CWD has been detected in Louisiana. In addition, Arkansas, Mississippi, and Texas have detected it. The disease has been documented in 30 states and four Canadian provinces. LDWF has been monitoring and testing for CWD since 2002 and has tested approximately 16,000 deer.
What Causes CWD and How is it Spread?
CWD is caused by prions, which are proteins normally found in the body that have mutated. These prions accumulate in the brain and cause holes to develop in brain tissue. While prions are concentrated in the central nervous system, they can be found within other tissues of the infected animal, including muscle.
CWD is spread through direct deer-to-deer contact or through contact with urine, feces, saliva and body parts of infected deer or infectious materials in the soil. Prions will bind to soil particles once an infected deer carcass has decomposed. Once in a location, the disease is present indefinitely.
What Signs do Deer with CWD Display?
Prions can be shed within 6 months of infection, but it can take one to two years for CWD to incubate and exhibit outward symptoms in the infected animal. Symptoms include emaciation, lethargy, abnormal behavior, and loss of bodily functions. Other signs include excessive salivation, loss of appetite, progressive weight loss, excessive thirst and urination, teeth grinding and drooping ears.
Can Humans Contract CWD?
According to the Centers for Disease Control and Prevention (CDC) there is no evidence that CWD can infect humans. However, the CDC recommends caution in handling venison in the infected region and that deer be tested for CWD before consuming. CWD positive deer should not be consumed by people.
How Can I Report a Suspect Deer?
You can assist LDWF in disease surveillance by reporting any deer that exhibits CWD symptoms.
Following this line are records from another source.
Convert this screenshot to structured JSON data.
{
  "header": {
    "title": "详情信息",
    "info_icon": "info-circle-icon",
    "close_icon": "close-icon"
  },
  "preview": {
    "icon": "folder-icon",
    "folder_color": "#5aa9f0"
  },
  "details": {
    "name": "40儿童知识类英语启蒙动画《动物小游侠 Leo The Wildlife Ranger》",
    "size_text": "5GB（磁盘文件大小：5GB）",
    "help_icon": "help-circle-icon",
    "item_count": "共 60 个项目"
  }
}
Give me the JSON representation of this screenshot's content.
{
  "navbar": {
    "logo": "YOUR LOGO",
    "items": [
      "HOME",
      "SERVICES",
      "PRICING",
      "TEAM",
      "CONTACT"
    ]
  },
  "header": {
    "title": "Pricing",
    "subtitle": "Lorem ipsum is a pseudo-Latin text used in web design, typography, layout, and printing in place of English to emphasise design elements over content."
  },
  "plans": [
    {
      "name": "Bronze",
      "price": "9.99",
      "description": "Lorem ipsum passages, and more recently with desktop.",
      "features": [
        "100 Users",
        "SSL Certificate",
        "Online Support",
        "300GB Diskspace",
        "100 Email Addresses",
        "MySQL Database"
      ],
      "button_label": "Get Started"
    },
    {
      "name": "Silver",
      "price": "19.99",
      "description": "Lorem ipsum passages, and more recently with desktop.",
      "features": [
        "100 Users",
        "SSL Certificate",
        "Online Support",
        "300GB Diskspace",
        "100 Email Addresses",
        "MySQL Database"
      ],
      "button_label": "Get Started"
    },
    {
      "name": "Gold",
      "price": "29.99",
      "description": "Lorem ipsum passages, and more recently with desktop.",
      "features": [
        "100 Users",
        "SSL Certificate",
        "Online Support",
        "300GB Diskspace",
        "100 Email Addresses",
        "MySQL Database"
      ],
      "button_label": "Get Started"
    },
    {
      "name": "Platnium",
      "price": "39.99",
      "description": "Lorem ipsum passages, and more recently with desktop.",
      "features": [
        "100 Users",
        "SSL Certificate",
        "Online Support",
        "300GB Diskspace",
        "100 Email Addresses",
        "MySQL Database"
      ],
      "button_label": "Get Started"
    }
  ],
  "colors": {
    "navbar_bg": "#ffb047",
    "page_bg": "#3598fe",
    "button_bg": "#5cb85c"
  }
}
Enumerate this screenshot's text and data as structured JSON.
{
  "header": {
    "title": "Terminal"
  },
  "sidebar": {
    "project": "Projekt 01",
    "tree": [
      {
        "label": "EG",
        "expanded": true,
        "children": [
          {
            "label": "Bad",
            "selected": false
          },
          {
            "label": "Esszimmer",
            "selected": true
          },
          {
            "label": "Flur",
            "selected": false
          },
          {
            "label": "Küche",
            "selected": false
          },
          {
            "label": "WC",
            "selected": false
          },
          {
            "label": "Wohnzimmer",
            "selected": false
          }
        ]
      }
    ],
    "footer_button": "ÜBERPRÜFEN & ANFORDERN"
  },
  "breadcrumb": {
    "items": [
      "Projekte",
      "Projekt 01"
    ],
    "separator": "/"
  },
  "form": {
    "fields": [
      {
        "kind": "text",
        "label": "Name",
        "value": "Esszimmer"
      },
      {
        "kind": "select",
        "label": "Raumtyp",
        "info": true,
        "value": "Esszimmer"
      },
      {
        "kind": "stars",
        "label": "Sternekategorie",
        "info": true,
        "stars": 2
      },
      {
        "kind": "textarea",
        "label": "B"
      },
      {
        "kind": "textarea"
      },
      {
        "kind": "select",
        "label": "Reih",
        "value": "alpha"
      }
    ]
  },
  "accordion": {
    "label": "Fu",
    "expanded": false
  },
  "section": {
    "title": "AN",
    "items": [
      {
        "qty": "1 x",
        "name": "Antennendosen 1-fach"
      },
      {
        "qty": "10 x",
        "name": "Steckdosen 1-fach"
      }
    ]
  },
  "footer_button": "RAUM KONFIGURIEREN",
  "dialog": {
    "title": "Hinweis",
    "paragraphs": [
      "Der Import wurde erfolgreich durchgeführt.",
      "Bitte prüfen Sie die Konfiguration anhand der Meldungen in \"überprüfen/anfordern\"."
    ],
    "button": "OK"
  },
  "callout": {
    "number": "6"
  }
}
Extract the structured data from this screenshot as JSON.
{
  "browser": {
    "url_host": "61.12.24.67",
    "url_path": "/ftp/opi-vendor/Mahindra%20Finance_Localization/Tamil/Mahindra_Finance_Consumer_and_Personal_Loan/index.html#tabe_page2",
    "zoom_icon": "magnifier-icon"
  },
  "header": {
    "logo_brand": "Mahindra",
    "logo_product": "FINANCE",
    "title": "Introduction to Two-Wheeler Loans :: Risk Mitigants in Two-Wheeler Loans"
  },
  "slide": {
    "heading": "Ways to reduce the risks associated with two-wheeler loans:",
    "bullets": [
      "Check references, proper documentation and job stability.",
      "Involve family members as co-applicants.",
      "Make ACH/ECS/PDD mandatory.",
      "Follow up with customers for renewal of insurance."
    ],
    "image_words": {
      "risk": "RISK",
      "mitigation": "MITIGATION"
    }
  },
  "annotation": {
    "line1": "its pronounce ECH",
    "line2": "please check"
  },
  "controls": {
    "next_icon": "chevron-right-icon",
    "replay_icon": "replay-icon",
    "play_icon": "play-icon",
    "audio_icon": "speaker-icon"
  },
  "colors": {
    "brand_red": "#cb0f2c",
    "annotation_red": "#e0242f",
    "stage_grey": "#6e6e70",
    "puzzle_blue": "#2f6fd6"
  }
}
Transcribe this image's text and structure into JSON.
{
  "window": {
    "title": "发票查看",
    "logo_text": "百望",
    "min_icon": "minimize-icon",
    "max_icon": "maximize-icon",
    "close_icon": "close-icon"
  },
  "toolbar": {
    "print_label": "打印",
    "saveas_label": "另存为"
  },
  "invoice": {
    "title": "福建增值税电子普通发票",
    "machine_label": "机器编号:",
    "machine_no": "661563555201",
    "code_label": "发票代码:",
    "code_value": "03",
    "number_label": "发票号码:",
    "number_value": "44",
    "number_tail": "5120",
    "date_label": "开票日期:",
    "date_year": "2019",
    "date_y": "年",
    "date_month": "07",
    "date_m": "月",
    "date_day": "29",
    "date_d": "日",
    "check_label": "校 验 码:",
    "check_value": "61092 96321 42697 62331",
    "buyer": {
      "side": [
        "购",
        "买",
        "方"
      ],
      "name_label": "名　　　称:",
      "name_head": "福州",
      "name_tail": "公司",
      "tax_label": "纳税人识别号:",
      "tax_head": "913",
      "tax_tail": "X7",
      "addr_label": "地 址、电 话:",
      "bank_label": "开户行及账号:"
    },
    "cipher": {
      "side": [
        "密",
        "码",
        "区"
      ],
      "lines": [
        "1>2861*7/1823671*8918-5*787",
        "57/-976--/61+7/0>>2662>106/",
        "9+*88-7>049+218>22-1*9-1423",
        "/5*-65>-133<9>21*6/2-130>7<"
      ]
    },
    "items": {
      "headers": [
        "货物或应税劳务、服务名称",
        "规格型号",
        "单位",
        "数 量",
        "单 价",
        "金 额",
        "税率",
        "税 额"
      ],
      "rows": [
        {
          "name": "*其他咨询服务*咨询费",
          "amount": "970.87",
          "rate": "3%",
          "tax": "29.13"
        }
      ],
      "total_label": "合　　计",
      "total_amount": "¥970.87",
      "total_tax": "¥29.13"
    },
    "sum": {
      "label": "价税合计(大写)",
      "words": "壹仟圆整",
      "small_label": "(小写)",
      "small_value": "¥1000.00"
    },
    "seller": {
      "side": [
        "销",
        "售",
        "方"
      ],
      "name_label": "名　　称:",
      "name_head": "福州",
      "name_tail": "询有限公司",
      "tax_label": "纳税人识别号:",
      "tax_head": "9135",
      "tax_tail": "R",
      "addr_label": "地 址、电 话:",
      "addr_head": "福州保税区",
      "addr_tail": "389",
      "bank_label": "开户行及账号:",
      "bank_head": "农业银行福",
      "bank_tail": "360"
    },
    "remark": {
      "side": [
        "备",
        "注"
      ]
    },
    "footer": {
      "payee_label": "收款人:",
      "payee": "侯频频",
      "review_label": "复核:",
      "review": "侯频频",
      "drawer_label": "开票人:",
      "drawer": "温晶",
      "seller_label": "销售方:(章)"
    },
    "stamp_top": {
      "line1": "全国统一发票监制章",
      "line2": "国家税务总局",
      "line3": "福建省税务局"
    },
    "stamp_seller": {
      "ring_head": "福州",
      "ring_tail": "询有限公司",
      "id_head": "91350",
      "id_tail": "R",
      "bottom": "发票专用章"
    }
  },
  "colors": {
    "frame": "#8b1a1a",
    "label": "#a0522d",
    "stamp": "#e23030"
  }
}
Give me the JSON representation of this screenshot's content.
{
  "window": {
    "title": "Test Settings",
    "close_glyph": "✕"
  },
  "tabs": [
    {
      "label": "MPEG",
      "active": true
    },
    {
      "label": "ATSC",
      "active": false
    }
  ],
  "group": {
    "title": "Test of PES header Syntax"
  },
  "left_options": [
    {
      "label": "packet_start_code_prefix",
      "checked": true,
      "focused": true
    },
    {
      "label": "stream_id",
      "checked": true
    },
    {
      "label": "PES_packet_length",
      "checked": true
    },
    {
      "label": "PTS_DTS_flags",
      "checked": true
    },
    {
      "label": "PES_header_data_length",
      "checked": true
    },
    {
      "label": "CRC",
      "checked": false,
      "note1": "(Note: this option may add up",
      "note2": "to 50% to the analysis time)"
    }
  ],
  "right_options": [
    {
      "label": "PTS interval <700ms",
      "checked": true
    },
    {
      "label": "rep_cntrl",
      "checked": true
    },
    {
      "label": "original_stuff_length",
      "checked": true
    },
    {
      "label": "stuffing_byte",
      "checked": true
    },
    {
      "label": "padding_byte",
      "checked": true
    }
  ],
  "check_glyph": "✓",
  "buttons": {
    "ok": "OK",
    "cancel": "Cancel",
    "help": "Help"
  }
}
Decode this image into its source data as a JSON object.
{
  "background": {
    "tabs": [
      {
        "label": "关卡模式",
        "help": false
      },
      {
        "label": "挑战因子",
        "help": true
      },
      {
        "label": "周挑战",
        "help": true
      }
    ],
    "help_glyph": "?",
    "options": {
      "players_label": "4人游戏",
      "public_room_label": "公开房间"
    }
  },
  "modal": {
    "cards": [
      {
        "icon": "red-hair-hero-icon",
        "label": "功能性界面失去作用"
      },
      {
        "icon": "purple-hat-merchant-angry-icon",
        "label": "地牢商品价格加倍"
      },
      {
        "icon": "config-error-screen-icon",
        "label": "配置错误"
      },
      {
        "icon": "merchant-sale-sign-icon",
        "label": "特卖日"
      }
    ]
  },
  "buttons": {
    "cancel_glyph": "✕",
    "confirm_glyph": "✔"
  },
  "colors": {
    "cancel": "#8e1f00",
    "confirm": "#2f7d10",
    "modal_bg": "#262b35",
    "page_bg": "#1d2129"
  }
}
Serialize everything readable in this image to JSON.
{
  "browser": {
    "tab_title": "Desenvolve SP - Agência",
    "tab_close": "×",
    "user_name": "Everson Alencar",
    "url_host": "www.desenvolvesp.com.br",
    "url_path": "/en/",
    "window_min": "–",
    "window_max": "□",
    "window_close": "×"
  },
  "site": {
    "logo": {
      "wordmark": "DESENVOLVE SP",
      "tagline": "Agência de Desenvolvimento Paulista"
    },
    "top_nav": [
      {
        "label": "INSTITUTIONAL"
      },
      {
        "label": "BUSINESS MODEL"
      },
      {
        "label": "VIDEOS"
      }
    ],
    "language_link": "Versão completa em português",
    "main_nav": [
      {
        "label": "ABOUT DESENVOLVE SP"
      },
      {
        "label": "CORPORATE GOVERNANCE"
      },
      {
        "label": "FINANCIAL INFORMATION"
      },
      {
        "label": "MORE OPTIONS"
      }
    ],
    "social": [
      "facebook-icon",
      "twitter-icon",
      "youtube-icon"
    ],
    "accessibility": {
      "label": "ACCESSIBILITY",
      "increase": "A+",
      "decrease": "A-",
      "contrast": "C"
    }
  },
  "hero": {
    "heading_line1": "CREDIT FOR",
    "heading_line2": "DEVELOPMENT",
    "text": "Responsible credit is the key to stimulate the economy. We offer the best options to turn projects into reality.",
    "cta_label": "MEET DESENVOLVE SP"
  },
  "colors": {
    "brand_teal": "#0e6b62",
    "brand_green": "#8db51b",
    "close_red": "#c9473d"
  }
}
Suspect deer should be reported to the nearest LDWF field office.